Photography and Text by Noa Baker, Copyright 2017
Coming from an Orthodox Jewish home, having grown up in my sheltered Orthodox bubble in a private school of 98 students, all of whom were, of course, Orthodox Jews, I admit that I am still shocked at moments by even the most conservative covers of Vogue. While adolescents my age lost their virginity at fifteen, I prayed three times a day and covered myself in long black skirts and blouses that buttoned over my collar bone. As per Orthodox Jewish tradition, not only did I desperately and possessively guard my virginity and hide any form of sexuality, I did not touch men at all. Not a handshake, not a high five. I cringed standing too close to men on public transportation.
These things were slippery slopes, I knew. A handshake could easily slip into a hug, a caress into the most forbidden kind of touching.
Erotic photography? I wasn’t aware that such a thing existed.
Like all good Orthodox young women, I dutifully shipped myself to Israel after high school to immerse myself further in Jewish learning in an all-women seminary. We all wore skirts to our calves and spoke in idioms like “I have a meeting with the Rabbi after shiur (Torah study), please God” and “I’ll be home around 10, God willing.” Did we think about fashion? Of course we did—we were normal girls, after all. Did we talk about boys and paint our nails and hit the mall on our breaks? Of course. But it was as though a thin veil separated me from the rest of the world, and everything on the other side was covered in a forbidden and tempting haze.
It doesn’t matter how I dropped orthodoxy, or slowly found my way back to spirituality. But I’ve found that somehow my insular upbringing affects even the most minute moments of my day with surprising strength. Enrolling in a fashion photography class seemed like a lot of fun, a good creative outlet in the midst of a computer science and math – heavy semester. I had no idea it would force me to confront my conception of modesty. Why was I still blushing at a photo with cleavage, while other students unabashedly photographed models in the nude on Locust Walk?

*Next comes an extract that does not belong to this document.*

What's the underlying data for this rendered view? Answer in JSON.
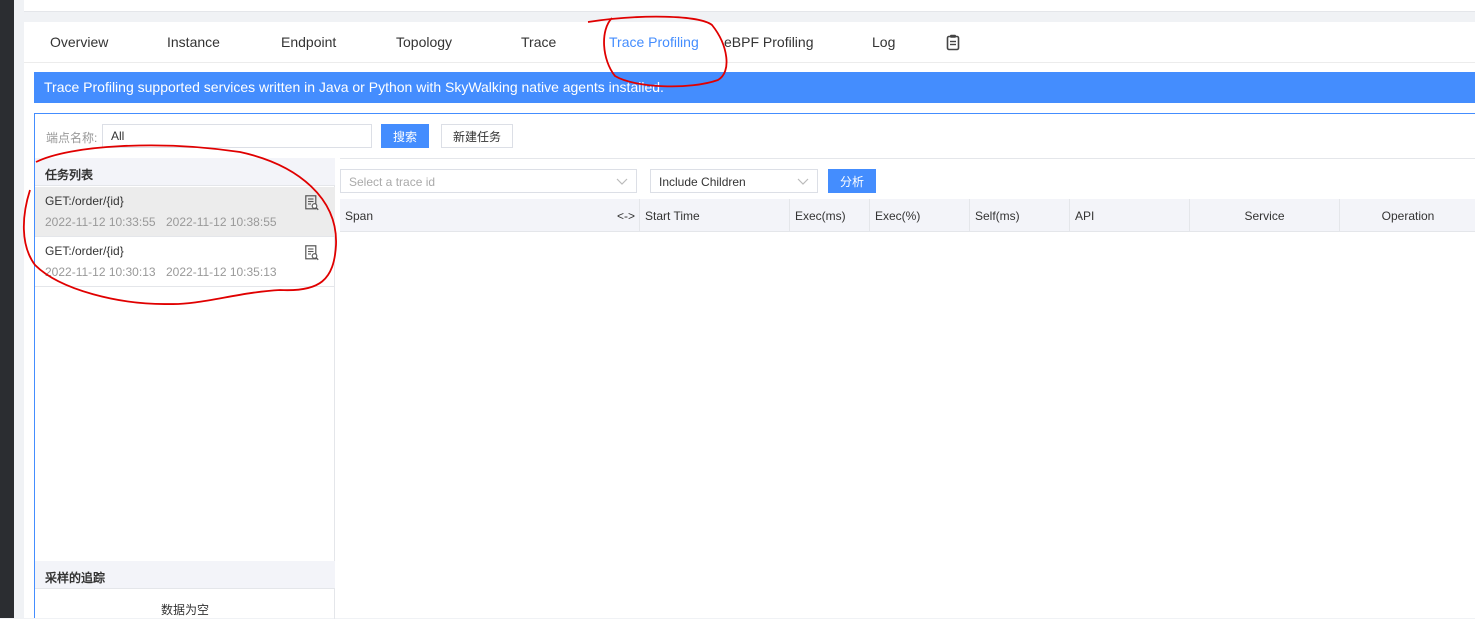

In this shoot, I tried to honor my roots. Erotica in the orthodox Jewish community has nothing to do with nudity, with bare breasts or an exposed thigh. No one within the community would think of such things. Instead, sexuality resides in subtlety: in a glance across the separation wall between man and women during prayer services (in an Orthodox school, this was the only co-ed interaction), in wild hair creating a halo around covered shoulders that refuses to be tamed despite the rigidity of dress, in dark lipstick (discouraged), in full lips, in confidence, in the forbidden.
About The Author: Noa Baker is a Sophomore enrolled in the College of the University of Pennsylvania, Class of 2020. To access additional articles by Noa Baker, click here: http://tonywardstudio.com/blog/noa-baker-street-fashion/